The simplest way to use Gugo is to soak a bark sheet in a basin of water for an hour or longer. Squish the bark in the water to create suds.Use the foamy red-brown liquid as shampoo; rinse off with water. You can use it as a rinse after your regular shampoo and rinse off with water. Someone in the internet suggested using the Gugo decoction/mixture as a rinse and leaving it on. (This sounds like a good idea to me; the longer it sits on the scalp, the better.)

You may squeeze in lemon to the Gugo decoction (in the Philippines, they use calamansi, a small citrus fruit). You can add a bit of vinegar. And you can also add a decoction from Rosemary herb, which is also famous for promoting hair growth. You can also add essential oils.

You can use a bark strip 4-5 times, as long as it lathers in water. Dry in between use. (The locals use the bark as a body scrub, like a loofah.)

This is what I did recently to make Gugo shampoo:


1. I soaked a bark sheet of Gugo in a basin with distilled water overnight.The water covered the bark. 

2. I cut perhaps 4 eight-inch branches with leaves from my Rosemary bush. I boiled these in approximately 16 oz distilled water to make a "tea" for around ten minutes. 

3. I got a big jar and poured in the Gugo decoction.  I placed a strainer on top of the jar lid and poured in the cooled Rosemary "tea." 

4. I squeezed a lemon and added the lemon juice to my mixture.

5. I added three tablespoons of apple cider vinegar to my mixture.

I have a lot.  I will pour these into two or three spray bottles and add strips of the Gugo bark. I think the bark sheets will keep the mixture potent, and more of the Gugo-power will leach onto the mixture. I will refrigerate what I won't use right away

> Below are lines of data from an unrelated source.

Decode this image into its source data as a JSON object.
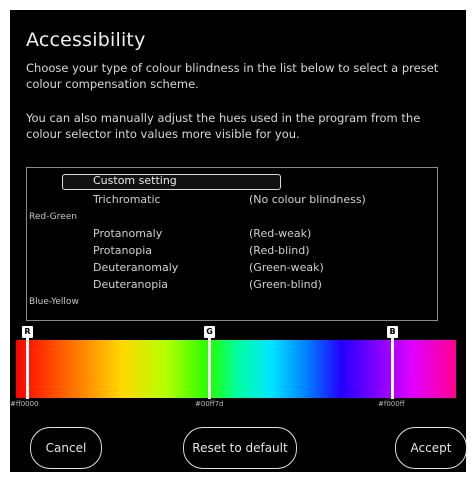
{
  "title": "Accessibility",
  "intro_text": "Choose your type of colour blindness in the list below to select a preset colour compensation scheme.",
  "manual_text": "You can also manually adjust the hues used in the program from the colour selector into values more visible for you.",
  "options": {
    "custom": "Custom setting",
    "trichromatic": {
      "name": "Trichromatic",
      "desc": "(No colour blindness)"
    },
    "group_red_green": "Red-Green",
    "protanomaly": {
      "name": "Protanomaly",
      "desc": "(Red-weak)"
    },
    "protanopia": {
      "name": "Protanopia",
      "desc": "(Red-blind)"
    },
    "deuteranomaly": {
      "name": "Deuteranomaly",
      "desc": "(Green-weak)"
    },
    "deuteranopia": {
      "name": "Deuteranopia",
      "desc": "(Green-blind)"
    },
    "group_blue_yellow": "Blue-Yellow"
  },
  "colour_selector": {
    "markers": [
      {
        "tag": "R",
        "hex": "#ff0000"
      },
      {
        "tag": "G",
        "hex": "#00ff7d"
      },
      {
        "tag": "B",
        "hex": "#f000ff"
      }
    ]
  },
  "buttons": {
    "cancel": "Cancel",
    "reset": "Reset to default",
    "accept": "Accept"
  }
}
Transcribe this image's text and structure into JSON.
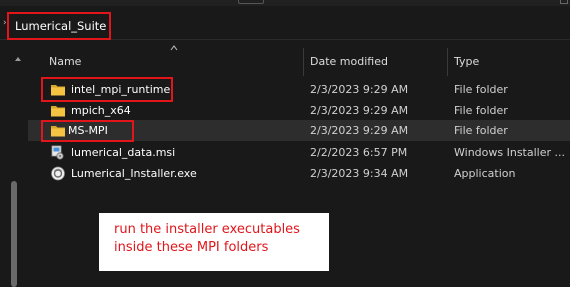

I will use it as shampoo or rinse. I can also use it as a hair tonic and rub into my scalp once or twice a day as desired.

Here's another tip: be sure and wash your combs and brushes regularly. There is a chemical that clings to dirty combs and brushes that promotes hair loss.


Procedures:

1. Gugo Strip Shampoo
a. Get a small strip from the bark, put in dipper (Tabo). Add lemon.
b. Hang the Gugo strip after bath. It is reusable as long as it has suds. (If it has no more suds, put in your compost.)

2. Bottled Gugo Shampoo
a. Put half of a Gugo strip in a bowl, let it stay for 30 or more minutes.
b. Squeeze! Enjoy forming natural suds, then put in reusable plastic bottle.
c. For every 250ml (or less) plastic bottle, add 1 or more lemon and half teaspoon natural or organic vinegar. I use cane vinegar. Vinegar is preservative and also another beauty secret to make hair manageable.


Read also
How to make Tea from Hibiscus or Gumamela
Herbs as Natural Remedies
The Sugarcane Plantations of the Philippines and Muscovado

 This is all for now,
Cecilia


tags: beauty, hair, gugo, gogo, shampoo, rinse, Philippines, Entada Phaseiloides

4 comments:

maja ferrer said...

Hi! Thank you for the helpful article! May I know where you found the Gugo bark in Cebu?

maja ferrer said...
This comment has been removed by a blog administrator.
Cecilia Manguerra Brainard said...

They had a difficult time finding the gugo bark in Luzon.

Chiyo Asuro said...

I bought gugo bark online for I couldn't find any here in manila. You can buy your gugo strips here https://facebook.com/HerbalnHerbs/